EXERCISE:
Each line in the listing below that contains "Calculate" should be returned.

TASK INPUT:
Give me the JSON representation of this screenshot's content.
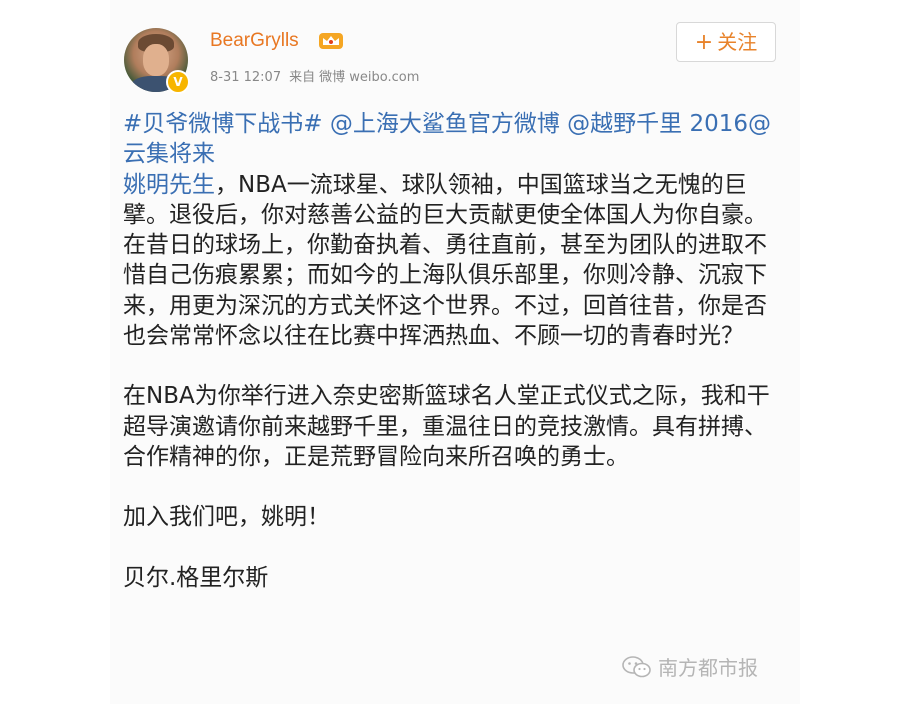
{
  "user": {
    "name": "BearGrylls",
    "verified_badge": "V"
  },
  "meta": {
    "date": "8-31 12:07",
    "source_label": "来自",
    "source": "微博 weibo.com"
  },
  "follow_button": {
    "icon": "+",
    "label": "关注"
  },
  "post": {
    "hashtag": "#贝爷微博下战书#",
    "mention1": "@上海大鲨鱼官方微博",
    "mention2": "@越野千里",
    "tag_text": "2016@云集将来",
    "mention3": "姚明先生",
    "para1": "，NBA一流球星、球队领袖，中国篮球当之无愧的巨擘。退役后，你对慈善公益的巨大贡献更使全体国人为你自豪。在昔日的球场上，你勤奋执着、勇往直前，甚至为团队的进取不惜自己伤痕累累；而如今的上海队俱乐部里，你则冷静、沉寂下来，用更为深沉的方式关怀这个世界。不过，回首往昔，你是否也会常常怀念以往在比赛中挥洒热血、不顾一切的青春时光？",
    "para2": "在NBA为你举行进入奈史密斯篮球名人堂正式仪式之际，我和干超导演邀请你前来越野千里，重温往日的竞技激情。具有拼搏、合作精神的你，正是荒野冒险向来所召唤的勇士。",
    "para3": "加入我们吧，姚明！",
    "signature": "贝尔.格里尔斯"
  },
  "watermark": {
    "text": "南方都市报"
  },
  "colors": {
    "username": "#e87722",
    "link": "#3a6fb3",
    "follow": "#e8832b",
    "text": "#222222",
    "meta": "#888888"
  }
}
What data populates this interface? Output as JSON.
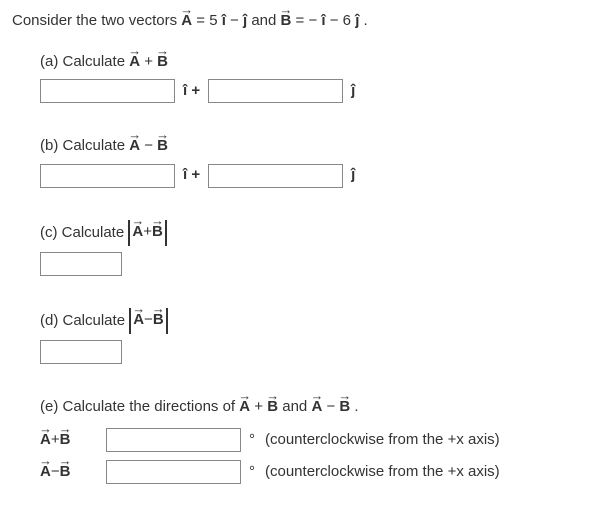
{
  "statement": {
    "prefix": "Consider the two vectors ",
    "A_eq": " = 5 ",
    "minus1": " − ",
    "and": " and ",
    "B_eq": " = − ",
    "minus2": " − 6 ",
    "period": "."
  },
  "vectors": {
    "A": "A",
    "B": "B",
    "i": "î",
    "j": "ĵ"
  },
  "parts": {
    "a": {
      "label": "(a) Calculate ",
      "op": " + "
    },
    "b": {
      "label": "(b) Calculate ",
      "op": " − "
    },
    "c": {
      "label": "(c) Calculate ",
      "op": " + "
    },
    "d": {
      "label": "(d) Calculate ",
      "op": " − "
    },
    "e": {
      "label_prefix": "(e) Calculate the directions of ",
      "and": " and ",
      "period": ".",
      "rowA_op": " + ",
      "rowB_op": " − ",
      "deg": "°",
      "ccw": " (counterclockwise from the +x axis)"
    }
  },
  "units": {
    "i_between": "î +",
    "j_after": "ĵ"
  }
}
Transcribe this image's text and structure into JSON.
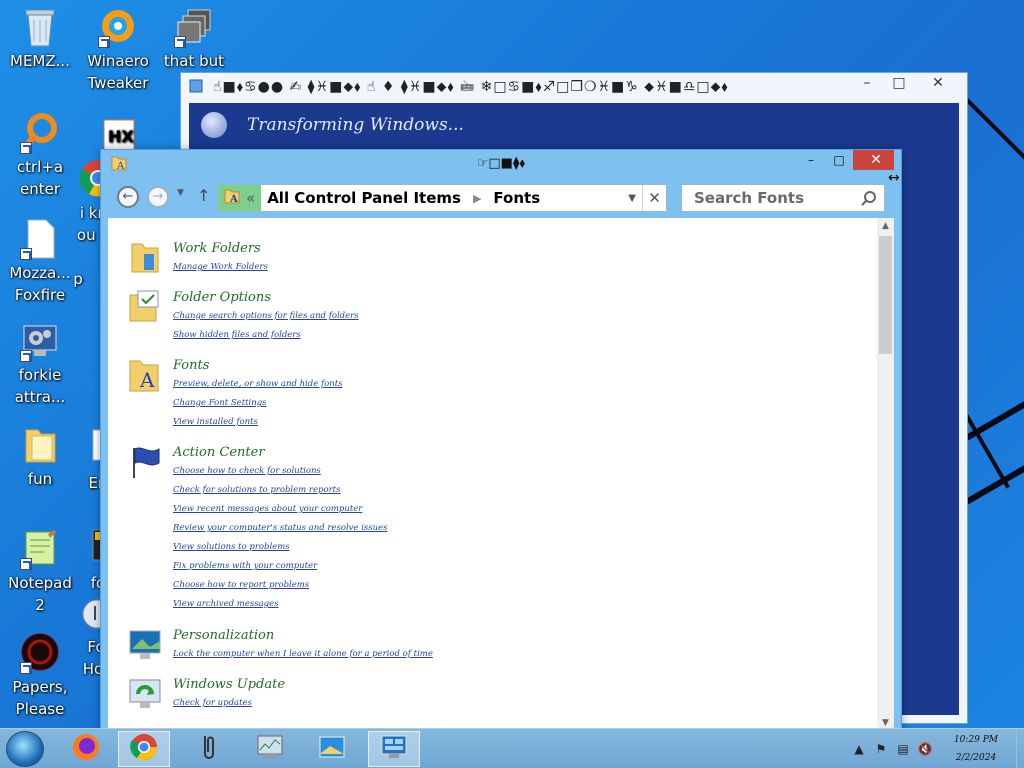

SOLVED PROBLEM:
      "label": "(a) Calculate ",
      "label": "(b) Calculate ",
      "label": "(c) Calculate ",
      "label": "(d) Calculate ",
      "label_prefix": "(e) Calculate the directions of ",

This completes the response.